- Assignment -
What you give back should match the records word for word.

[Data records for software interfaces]
# # # # # # #
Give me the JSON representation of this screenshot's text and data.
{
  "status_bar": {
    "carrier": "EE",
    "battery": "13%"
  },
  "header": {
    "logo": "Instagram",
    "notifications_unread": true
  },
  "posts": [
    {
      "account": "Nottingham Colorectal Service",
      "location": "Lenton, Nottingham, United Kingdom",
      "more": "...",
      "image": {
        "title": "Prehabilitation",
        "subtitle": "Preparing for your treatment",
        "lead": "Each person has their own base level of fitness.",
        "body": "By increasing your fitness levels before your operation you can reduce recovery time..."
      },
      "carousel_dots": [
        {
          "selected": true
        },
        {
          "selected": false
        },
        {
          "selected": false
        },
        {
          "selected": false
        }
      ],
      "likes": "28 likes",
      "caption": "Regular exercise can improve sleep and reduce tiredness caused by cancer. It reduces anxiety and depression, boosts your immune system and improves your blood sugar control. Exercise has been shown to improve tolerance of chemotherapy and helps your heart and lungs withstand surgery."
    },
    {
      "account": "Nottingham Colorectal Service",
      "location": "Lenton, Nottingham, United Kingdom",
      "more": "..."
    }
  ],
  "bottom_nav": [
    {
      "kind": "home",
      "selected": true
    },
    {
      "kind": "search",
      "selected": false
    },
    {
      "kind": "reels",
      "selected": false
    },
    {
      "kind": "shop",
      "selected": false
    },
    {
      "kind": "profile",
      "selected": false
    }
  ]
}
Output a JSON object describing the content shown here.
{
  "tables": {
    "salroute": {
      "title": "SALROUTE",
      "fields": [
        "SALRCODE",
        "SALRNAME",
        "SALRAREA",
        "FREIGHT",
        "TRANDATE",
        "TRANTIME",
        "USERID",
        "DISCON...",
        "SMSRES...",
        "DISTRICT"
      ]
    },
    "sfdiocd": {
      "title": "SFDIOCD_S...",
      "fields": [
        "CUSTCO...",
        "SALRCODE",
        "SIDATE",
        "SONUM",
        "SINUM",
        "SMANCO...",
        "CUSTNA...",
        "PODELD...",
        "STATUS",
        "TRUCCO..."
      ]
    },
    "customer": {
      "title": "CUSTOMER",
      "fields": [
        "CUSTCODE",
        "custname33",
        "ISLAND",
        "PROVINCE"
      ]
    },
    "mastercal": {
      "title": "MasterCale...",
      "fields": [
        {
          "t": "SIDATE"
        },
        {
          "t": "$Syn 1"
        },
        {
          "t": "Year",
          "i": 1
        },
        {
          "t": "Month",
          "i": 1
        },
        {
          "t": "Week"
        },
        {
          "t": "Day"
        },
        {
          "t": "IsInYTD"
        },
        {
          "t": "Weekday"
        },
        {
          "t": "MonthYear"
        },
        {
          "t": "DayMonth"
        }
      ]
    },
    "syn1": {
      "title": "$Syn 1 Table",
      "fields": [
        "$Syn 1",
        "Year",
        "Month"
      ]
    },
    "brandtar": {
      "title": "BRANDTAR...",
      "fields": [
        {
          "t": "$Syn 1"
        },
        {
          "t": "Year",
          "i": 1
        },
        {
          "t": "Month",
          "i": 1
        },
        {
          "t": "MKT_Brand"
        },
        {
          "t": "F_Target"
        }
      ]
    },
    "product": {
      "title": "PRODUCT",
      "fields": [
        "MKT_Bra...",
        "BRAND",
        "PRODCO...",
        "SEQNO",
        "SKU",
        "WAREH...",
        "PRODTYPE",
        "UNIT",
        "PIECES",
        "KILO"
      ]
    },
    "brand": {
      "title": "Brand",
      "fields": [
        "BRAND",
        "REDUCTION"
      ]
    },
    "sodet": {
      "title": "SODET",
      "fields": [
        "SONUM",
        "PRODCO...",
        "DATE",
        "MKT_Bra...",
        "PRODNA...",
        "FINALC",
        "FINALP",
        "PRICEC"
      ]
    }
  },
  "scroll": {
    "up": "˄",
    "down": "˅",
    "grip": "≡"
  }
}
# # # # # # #
- Output of the task -
Give me the JSON representation of this screenshot's text and data.
{
  "status_bar": {
    "carrier": "EE",
    "battery": "13%"
  },
  "header": {
    "logo": "Instagram",
    "notifications_unread": true
  },
  "posts": [
    {
      "account": "Nottingham Colorectal Service",
      "location": "Lenton, Nottingham, United Kingdom",
      "more": "...",
      "image": {
        "title": "Prehabilitation",
        "subtitle": "Preparing for your treatment",
        "lead": "Each person has their own base level of fitness.",
        "body": "By increasing your fitness levels before your operation you can reduce recovery time..."
      },
      "carousel_dots": [
        {
          "selected": true
        },
        {
          "selected": false
        },
        {
          "selected": false
        },
        {
          "selected": false
        }
      ],
      "likes": "28 likes",
      "caption": "Regular exercise can improve sleep and reduce tiredness caused by cancer. It reduces anxiety and depression, boosts your immune system and improves your blood sugar control. Exercise has been shown to improve tolerance of chemotherapy and helps your heart and lungs withstand surgery."
    },
    {
      "account": "Nottingham Colorectal Service",
      "location": "Lenton, Nottingham, United Kingdom",
      "more": "..."
    }
  ],
  "bottom_nav": [
    {
      "kind": "home",
      "selected": true
    },
    {
      "kind": "search",
      "selected": false
    },
    {
      "kind": "reels",
      "selected": false
    },
    {
      "kind": "shop",
      "selected": false
    },
    {
      "kind": "profile",
      "selected": false
    }
  ]
}
Output a JSON object describing the content shown here.
{
  "tables": {
    "salroute": {
      "title": "SALROUTE",
      "fields": [
        "SALRCODE",
        "SALRNAME",
        "SALRAREA",
        "FREIGHT",
        "TRANDATE",
        "TRANTIME",
        "USERID",
        "DISCON...",
        "SMSRES...",
        "DISTRICT"
      ]
    },
    "sfdiocd": {
      "title": "SFDIOCD_S...",
      "fields": [
        "CUSTCO...",
        "SALRCODE",
        "SIDATE",
        "SONUM",
        "SINUM",
        "SMANCO...",
        "CUSTNA...",
        "PODELD...",
        "STATUS",
        "TRUCCO..."
      ]
    },
    "customer": {
      "title": "CUSTOMER",
      "fields": [
        "CUSTCODE",
        "custname33",
        "ISLAND",
        "PROVINCE"
      ]
    },
    "mastercal": {
      "title": "MasterCale...",
      "fields": [
        {
          "t": "SIDATE"
        },
        {
          "t": "$Syn 1"
        },
        {
          "t": "Year",
          "i": 1
        },
        {
          "t": "Month",
          "i": 1
        },
        {
          "t": "Week"
        },
        {
          "t": "Day"
        },
        {
          "t": "IsInYTD"
        },
        {
          "t": "Weekday"
        },
        {
          "t": "MonthYear"
        },
        {
          "t": "DayMonth"
        }
      ]
    },
    "syn1": {
      "title": "$Syn 1 Table",
      "fields": [
        "$Syn 1",
        "Year",
        "Month"
      ]
    },
    "brandtar": {
      "title": "BRANDTAR...",
      "fields": [
        {
          "t": "$Syn 1"
        },
        {
          "t": "Year",
          "i": 1
        },
        {
          "t": "Month",
          "i": 1
        },
        {
          "t": "MKT_Brand"
        },
        {
          "t": "F_Target"
        }
      ]
    },
    "product": {
      "title": "PRODUCT",
      "fields": [
        "MKT_Bra...",
        "BRAND",
        "PRODCO...",
        "SEQNO",
        "SKU",
        "WAREH...",
        "PRODTYPE",
        "UNIT",
        "PIECES",
        "KILO"
      ]
    },
    "brand": {
      "title": "Brand",
      "fields": [
        "BRAND",
        "REDUCTION"
      ]
    },
    "sodet": {
      "title": "SODET",
      "fields": [
        "SONUM",
        "PRODCO...",
        "DATE",
        "MKT_Bra...",
        "PRODNA...",
        "FINALC",
        "FINALP",
        "PRICEC"
      ]
    }
  },
  "scroll": {
    "up": "˄",
    "down": "˅",
    "grip": "≡"
  }
}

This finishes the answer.